◆ Task item: All of the data below is to be output without alteration.

[Items from a data source]
+++

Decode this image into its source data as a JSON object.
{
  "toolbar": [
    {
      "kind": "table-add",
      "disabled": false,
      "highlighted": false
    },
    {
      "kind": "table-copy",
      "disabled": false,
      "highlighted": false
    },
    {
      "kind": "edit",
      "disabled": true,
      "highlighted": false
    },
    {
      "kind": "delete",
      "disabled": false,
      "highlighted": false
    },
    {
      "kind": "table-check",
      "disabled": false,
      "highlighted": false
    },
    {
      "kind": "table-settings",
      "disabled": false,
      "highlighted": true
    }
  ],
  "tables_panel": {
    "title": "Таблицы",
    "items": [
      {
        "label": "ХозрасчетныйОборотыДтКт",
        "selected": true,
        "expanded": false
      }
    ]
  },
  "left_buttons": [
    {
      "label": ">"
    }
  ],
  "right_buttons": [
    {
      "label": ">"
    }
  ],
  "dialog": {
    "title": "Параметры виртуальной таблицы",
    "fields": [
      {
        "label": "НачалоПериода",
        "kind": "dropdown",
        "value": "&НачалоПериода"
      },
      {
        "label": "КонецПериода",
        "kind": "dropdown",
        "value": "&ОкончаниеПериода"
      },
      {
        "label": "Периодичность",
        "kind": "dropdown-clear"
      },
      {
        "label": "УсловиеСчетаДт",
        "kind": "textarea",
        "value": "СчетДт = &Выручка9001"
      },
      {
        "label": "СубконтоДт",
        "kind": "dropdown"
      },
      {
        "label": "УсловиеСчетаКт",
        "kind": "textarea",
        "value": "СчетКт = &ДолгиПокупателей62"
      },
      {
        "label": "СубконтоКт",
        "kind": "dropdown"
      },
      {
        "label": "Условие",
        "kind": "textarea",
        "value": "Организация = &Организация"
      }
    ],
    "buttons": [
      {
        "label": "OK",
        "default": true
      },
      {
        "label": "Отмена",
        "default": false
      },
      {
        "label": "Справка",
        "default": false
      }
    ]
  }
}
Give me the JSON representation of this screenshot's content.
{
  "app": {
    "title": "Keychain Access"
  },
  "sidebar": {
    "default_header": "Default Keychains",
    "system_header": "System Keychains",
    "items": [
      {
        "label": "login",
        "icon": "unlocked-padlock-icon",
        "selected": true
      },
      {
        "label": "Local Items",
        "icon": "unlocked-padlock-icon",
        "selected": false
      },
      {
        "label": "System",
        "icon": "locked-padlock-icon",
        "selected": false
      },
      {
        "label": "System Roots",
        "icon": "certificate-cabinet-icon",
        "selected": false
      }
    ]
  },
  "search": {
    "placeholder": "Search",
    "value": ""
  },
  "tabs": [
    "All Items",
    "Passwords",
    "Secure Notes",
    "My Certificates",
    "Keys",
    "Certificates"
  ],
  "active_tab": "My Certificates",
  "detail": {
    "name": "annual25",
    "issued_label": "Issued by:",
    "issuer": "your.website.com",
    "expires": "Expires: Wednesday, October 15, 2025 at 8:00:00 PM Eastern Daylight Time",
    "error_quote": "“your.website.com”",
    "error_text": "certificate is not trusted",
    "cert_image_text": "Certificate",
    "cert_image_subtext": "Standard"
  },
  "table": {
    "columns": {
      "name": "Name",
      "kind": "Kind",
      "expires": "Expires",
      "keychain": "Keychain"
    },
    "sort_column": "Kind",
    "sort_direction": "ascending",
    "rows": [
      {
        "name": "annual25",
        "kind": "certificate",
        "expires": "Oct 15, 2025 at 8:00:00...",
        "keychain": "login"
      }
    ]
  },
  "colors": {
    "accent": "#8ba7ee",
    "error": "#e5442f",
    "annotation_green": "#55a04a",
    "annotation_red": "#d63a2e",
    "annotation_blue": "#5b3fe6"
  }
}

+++

◆ Exercise solution:
Decode this image into its source data as a JSON object.
{
  "toolbar": [
    {
      "kind": "table-add",
      "disabled": false,
      "highlighted": false
    },
    {
      "kind": "table-copy",
      "disabled": false,
      "highlighted": false
    },
    {
      "kind": "edit",
      "disabled": true,
      "highlighted": false
    },
    {
      "kind": "delete",
      "disabled": false,
      "highlighted": false
    },
    {
      "kind": "table-check",
      "disabled": false,
      "highlighted": false
    },
    {
      "kind": "table-settings",
      "disabled": false,
      "highlighted": true
    }
  ],
  "tables_panel": {
    "title": "Таблицы",
    "items": [
      {
        "label": "ХозрасчетныйОборотыДтКт",
        "selected": true,
        "expanded": false
      }
    ]
  },
  "left_buttons": [
    {
      "label": ">"
    }
  ],
  "right_buttons": [
    {
      "label": ">"
    }
  ],
  "dialog": {
    "title": "Параметры виртуальной таблицы",
    "fields": [
      {
        "label": "НачалоПериода",
        "kind": "dropdown",
        "value": "&НачалоПериода"
      },
      {
        "label": "КонецПериода",
        "kind": "dropdown",
        "value": "&ОкончаниеПериода"
      },
      {
        "label": "Периодичность",
        "kind": "dropdown-clear"
      },
      {
        "label": "УсловиеСчетаДт",
        "kind": "textarea",
        "value": "СчетДт = &Выручка9001"
      },
      {
        "label": "СубконтоДт",
        "kind": "dropdown"
      },
      {
        "label": "УсловиеСчетаКт",
        "kind": "textarea",
        "value": "СчетКт = &ДолгиПокупателей62"
      },
      {
        "label": "СубконтоКт",
        "kind": "dropdown"
      },
      {
        "label": "Условие",
        "kind": "textarea",
        "value": "Организация = &Организация"
      }
    ],
    "buttons": [
      {
        "label": "OK",
        "default": true
      },
      {
        "label": "Отмена",
        "default": false
      },
      {
        "label": "Справка",
        "default": false
      }
    ]
  }
}
Give me the JSON representation of this screenshot's content.
{
  "app": {
    "title": "Keychain Access"
  },
  "sidebar": {
    "default_header": "Default Keychains",
    "system_header": "System Keychains",
    "items": [
      {
        "label": "login",
        "icon": "unlocked-padlock-icon",
        "selected": true
      },
      {
        "label": "Local Items",
        "icon": "unlocked-padlock-icon",
        "selected": false
      },
      {
        "label": "System",
        "icon": "locked-padlock-icon",
        "selected": false
      },
      {
        "label": "System Roots",
        "icon": "certificate-cabinet-icon",
        "selected": false
      }
    ]
  },
  "search": {
    "placeholder": "Search",
    "value": ""
  },
  "tabs": [
    "All Items",
    "Passwords",
    "Secure Notes",
    "My Certificates",
    "Keys",
    "Certificates"
  ],
  "active_tab": "My Certificates",
  "detail": {
    "name": "annual25",
    "issued_label": "Issued by:",
    "issuer": "your.website.com",
    "expires": "Expires: Wednesday, October 15, 2025 at 8:00:00 PM Eastern Daylight Time",
    "error_quote": "“your.website.com”",
    "error_text": "certificate is not trusted",
    "cert_image_text": "Certificate",
    "cert_image_subtext": "Standard"
  },
  "table": {
    "columns": {
      "name": "Name",
      "kind": "Kind",
      "expires": "Expires",
      "keychain": "Keychain"
    },
    "sort_column": "Kind",
    "sort_direction": "ascending",
    "rows": [
      {
        "name": "annual25",
        "kind": "certificate",
        "expires": "Oct 15, 2025 at 8:00:00...",
        "keychain": "login"
      }
    ]
  },
  "colors": {
    "accent": "#8ba7ee",
    "error": "#e5442f",
    "annotation_green": "#55a04a",
    "annotation_red": "#d63a2e",
    "annotation_blue": "#5b3fe6"
  }
}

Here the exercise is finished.